These benefits suit it well for outdoor applications where salt spray, environmental moisture, and corrosive contaminants abound. Cadmium is a great “sacrificial plating” that improves the durability of the underlying product by offering itself up as a barrier that absorbs environmental wear and tear. Because it’s easily dyed, cad is a wonderful cosmetic choice and can act as the final finish or a great base for paint.
However, cadmium is also a known carcinogen that must abide by carefully regulated processes in metal finishing. It is not REACH or RoHS compliant, so certain restrictions do apply to cadmium plating.
2. Nickel Sulfamate Electroplating
This is the plate you select for resilience. Unlike with many other plates, it’s possible to deposit an unusually thick nickel sulfamate layer of up to an inch or more when an application calls for truly top-end toughness.
Nickel sulfamate plating offers a powerful combination of hardness and corrosion protection, but it also polishes to a beautiful sheen with its 99.9% pure nickel deposit. Sometimes nickel sulfamate is used as an undercoat for a top layer of chromium plating, in order to further boost the final corrosion resistance.
Since the sulfamate nickel plating process results in an anti-corrosion coating with an incredible 1400 C melting point, it’s reliable for high-heat industrial applications. Food service uses nickel plate on equipment that must survive ovens, abrasive forces, moisture, and bacteria. The easily machinable nickel layer provides both high tensile strength and excellent ductility, ensuring that the plated surface will withstand elongation without deformation or stress cracking.
These traits suit nickel perfectly to applications such as dimensional corrections on machined parts, the resurfacing of worn parts, and restoration of industrial process equipment. We have many customers who request nickel sulfamate for electroforming components (stamping tools, metal masks, resin molds, and the like). The corrosion and moisture resistance mixed with the long-term durability of nickel also make it superb for pipe cladding and plating chemical reaction vessels or storage tanks.

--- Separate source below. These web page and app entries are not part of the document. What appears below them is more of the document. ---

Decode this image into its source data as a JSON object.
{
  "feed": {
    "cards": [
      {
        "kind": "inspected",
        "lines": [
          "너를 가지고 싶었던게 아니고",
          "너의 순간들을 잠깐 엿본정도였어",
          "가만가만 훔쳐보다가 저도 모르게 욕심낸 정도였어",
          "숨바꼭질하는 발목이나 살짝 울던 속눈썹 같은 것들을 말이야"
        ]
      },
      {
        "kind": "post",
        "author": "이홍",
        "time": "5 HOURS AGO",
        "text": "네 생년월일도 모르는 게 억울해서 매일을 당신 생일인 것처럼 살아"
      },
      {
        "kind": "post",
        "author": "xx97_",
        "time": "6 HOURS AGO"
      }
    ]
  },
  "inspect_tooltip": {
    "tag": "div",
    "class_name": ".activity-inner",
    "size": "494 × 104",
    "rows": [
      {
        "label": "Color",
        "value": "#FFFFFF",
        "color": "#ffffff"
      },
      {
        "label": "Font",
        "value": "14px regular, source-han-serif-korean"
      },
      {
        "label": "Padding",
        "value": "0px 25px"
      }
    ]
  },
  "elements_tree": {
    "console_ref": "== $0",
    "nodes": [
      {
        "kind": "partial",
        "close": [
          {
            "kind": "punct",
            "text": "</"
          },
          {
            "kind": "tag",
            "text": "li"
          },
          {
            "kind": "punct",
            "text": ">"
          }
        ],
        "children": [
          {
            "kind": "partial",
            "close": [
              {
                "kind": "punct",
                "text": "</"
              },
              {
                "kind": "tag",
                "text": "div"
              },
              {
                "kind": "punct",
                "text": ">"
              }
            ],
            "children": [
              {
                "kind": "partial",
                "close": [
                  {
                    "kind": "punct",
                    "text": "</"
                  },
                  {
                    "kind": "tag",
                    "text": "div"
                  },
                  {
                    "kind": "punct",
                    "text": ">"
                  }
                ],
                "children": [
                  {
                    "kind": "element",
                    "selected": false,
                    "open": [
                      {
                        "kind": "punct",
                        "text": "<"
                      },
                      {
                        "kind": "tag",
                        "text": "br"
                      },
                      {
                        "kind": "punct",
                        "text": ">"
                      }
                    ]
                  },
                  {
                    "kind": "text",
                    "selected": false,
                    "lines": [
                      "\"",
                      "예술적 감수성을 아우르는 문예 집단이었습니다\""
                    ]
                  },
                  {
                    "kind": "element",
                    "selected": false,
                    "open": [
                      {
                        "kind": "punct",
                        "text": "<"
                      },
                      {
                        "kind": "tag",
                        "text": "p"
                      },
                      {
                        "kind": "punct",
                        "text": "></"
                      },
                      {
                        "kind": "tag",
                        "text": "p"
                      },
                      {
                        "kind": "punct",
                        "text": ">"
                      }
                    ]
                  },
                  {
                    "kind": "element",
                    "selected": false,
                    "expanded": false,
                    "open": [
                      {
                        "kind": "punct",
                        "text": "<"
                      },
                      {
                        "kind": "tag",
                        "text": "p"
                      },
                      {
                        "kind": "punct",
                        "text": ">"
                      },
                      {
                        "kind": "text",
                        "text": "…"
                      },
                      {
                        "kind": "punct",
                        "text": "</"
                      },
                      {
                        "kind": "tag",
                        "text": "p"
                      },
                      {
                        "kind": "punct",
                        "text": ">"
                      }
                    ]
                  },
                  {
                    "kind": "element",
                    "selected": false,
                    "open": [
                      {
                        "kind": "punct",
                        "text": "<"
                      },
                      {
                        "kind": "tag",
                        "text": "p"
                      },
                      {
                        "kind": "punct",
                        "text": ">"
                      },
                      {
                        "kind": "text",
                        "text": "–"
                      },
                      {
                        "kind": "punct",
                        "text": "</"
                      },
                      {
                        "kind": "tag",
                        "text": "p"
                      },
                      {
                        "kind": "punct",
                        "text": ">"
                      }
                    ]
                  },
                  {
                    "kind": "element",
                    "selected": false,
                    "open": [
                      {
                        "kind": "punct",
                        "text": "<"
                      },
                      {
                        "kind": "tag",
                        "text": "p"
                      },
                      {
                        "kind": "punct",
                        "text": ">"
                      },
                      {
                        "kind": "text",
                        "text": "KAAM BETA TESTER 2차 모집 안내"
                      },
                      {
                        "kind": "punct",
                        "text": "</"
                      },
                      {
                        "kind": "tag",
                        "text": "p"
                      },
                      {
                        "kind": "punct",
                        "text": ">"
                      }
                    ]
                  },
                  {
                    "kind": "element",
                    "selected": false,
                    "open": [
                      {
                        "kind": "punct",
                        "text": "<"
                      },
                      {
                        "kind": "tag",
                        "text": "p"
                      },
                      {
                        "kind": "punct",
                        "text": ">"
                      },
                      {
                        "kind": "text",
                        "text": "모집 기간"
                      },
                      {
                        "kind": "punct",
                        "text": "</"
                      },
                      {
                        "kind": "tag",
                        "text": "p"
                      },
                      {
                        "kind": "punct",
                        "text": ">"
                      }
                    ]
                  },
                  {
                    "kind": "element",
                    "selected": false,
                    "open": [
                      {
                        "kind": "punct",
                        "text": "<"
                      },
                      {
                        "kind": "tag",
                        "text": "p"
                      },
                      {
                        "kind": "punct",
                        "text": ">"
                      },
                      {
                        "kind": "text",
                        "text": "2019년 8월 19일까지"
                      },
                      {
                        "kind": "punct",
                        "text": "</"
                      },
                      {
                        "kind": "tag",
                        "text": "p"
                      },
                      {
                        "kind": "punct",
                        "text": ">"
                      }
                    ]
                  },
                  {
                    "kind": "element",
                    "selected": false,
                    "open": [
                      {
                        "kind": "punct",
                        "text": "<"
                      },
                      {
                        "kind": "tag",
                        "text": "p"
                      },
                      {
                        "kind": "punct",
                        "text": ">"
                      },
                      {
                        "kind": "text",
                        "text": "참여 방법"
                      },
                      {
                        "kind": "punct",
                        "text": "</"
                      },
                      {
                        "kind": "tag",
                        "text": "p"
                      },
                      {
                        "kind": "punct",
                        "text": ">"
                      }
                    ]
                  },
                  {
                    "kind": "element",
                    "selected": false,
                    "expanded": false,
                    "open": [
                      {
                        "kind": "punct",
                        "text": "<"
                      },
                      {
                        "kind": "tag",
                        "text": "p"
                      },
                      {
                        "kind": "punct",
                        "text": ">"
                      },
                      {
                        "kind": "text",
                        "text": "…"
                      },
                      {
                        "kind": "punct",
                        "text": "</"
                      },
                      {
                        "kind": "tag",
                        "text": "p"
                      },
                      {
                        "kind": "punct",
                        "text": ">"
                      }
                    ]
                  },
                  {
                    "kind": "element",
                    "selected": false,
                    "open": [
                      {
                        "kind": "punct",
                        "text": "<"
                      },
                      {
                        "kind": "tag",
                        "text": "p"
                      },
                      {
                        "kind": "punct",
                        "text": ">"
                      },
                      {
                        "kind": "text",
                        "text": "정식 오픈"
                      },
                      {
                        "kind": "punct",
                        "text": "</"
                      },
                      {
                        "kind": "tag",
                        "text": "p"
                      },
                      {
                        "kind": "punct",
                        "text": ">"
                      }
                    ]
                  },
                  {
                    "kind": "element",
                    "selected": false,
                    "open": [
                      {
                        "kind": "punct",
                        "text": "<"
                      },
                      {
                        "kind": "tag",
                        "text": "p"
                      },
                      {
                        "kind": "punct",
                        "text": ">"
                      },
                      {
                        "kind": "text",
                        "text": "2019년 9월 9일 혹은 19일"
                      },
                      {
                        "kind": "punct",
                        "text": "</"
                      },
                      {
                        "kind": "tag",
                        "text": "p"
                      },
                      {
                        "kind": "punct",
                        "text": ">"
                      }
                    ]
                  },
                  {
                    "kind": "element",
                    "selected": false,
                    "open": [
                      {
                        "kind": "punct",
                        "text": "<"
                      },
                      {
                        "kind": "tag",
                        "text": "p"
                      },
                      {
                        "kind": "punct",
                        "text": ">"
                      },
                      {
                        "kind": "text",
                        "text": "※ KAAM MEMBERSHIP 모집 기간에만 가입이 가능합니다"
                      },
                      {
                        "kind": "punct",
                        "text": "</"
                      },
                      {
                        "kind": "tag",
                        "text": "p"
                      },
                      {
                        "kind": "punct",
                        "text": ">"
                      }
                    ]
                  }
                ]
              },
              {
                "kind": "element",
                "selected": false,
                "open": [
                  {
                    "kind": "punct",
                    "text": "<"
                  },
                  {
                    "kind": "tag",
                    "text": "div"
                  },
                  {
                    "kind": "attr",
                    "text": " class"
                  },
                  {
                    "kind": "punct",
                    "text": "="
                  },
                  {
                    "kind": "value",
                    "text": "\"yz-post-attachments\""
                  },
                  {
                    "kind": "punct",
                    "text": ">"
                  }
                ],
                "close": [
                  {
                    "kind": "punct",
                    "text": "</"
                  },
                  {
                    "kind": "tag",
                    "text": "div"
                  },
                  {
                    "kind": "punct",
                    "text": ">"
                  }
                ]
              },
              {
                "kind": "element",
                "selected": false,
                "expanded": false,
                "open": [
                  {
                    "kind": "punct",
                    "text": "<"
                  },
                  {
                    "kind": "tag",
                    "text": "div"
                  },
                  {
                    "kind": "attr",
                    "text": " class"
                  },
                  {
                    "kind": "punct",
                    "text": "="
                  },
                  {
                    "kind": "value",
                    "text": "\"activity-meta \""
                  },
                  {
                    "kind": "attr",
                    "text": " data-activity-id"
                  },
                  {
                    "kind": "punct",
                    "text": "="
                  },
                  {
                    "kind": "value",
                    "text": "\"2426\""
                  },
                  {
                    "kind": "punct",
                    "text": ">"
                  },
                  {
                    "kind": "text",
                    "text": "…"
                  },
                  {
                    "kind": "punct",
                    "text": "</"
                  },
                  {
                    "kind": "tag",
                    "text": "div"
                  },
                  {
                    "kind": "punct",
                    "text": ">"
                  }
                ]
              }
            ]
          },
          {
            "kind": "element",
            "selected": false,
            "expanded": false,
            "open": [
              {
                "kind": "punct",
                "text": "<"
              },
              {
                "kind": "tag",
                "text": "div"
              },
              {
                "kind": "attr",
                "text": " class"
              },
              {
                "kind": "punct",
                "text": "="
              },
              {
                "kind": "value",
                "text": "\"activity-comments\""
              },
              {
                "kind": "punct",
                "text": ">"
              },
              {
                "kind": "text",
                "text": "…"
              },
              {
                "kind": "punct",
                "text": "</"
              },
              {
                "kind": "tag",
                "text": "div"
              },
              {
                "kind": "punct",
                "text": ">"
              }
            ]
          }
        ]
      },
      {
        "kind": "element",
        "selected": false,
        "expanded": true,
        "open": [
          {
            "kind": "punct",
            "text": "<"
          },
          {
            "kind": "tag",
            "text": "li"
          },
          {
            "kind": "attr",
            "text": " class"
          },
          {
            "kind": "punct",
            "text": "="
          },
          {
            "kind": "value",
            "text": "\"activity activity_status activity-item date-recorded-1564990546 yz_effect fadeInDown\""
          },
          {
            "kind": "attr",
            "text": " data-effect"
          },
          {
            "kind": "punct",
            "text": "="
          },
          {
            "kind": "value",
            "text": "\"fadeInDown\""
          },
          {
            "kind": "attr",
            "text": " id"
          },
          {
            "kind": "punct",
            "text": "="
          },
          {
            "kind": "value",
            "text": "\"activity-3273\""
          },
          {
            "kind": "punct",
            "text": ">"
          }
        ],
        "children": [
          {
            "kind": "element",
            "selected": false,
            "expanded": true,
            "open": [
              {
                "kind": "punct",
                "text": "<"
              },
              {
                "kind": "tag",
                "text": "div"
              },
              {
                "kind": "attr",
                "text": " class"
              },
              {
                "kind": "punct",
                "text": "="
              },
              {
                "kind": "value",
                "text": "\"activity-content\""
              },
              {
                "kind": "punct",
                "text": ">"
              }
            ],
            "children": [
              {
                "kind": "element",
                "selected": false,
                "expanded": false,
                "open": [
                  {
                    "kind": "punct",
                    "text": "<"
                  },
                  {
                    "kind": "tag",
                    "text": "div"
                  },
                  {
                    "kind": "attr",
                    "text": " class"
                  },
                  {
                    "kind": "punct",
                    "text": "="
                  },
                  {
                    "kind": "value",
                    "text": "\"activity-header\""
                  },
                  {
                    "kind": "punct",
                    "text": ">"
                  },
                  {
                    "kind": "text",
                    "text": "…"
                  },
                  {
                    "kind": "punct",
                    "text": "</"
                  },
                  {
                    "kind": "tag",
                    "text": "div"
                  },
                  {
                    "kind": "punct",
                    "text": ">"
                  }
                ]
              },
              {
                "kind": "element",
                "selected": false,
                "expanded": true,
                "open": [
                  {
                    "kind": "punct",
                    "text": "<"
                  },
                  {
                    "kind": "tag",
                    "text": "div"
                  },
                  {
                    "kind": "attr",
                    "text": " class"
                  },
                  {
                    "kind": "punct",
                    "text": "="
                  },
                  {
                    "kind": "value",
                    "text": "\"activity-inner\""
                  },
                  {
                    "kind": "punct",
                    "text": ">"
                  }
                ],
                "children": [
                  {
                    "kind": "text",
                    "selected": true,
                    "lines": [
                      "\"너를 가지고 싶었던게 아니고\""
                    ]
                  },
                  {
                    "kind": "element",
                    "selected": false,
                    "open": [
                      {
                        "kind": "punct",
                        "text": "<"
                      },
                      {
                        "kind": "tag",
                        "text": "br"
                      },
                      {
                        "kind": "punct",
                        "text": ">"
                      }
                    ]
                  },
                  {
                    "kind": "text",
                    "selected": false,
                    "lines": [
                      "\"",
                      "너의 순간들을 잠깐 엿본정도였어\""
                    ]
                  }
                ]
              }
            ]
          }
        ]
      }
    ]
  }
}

3. Zinc Electroplating
Zinc is an all-purpose workhorse that’s as cost-effective as it is environmentally friendly. We see zinc plate on plenty of common home goods like cutlery, bathroom fixtures, nuts, bolts, and fasteners. Manufacturers depend on high value and low cost zinc electroplating for benefits such as longer life cycle requirements, extended product warranties, and sustainable business practices.
Zinc is both durable, from a practical standpoint, and also versatile, with a finish that can range from a dull matte to a shiny and chrome-like. Pure zinc has up to half of the hardness of steel. Like with cad, zinc can be chromated or passivated in a variety of colors such as clear, blue, iridescent yellow, olive drab, and black. It resists corrosion fairly well, but when the application involves extremely corrosive environments, you may want to consider other types of electroplating that are targeted to provide maximum corrosion protection.
We see a lot of demand for zinc electroplating in heavy duty industrial or military equipment and small metal parts where low cost, light weight, and high durability are valued. It’s better suited for lower temperatures than nickel sulfamate, as zinc can degrade under high temperatures (unless specially treated for high-heat applications).
Finally, aerospace and other industries have begun to turn to zinc as a safer and more sustainable alternative to cadmium, which has toxic properties.
Do you need commercial plating services? Contact MFT today for any of these three types of electroplating from a team that prioritizes fast turnarounds and superior service.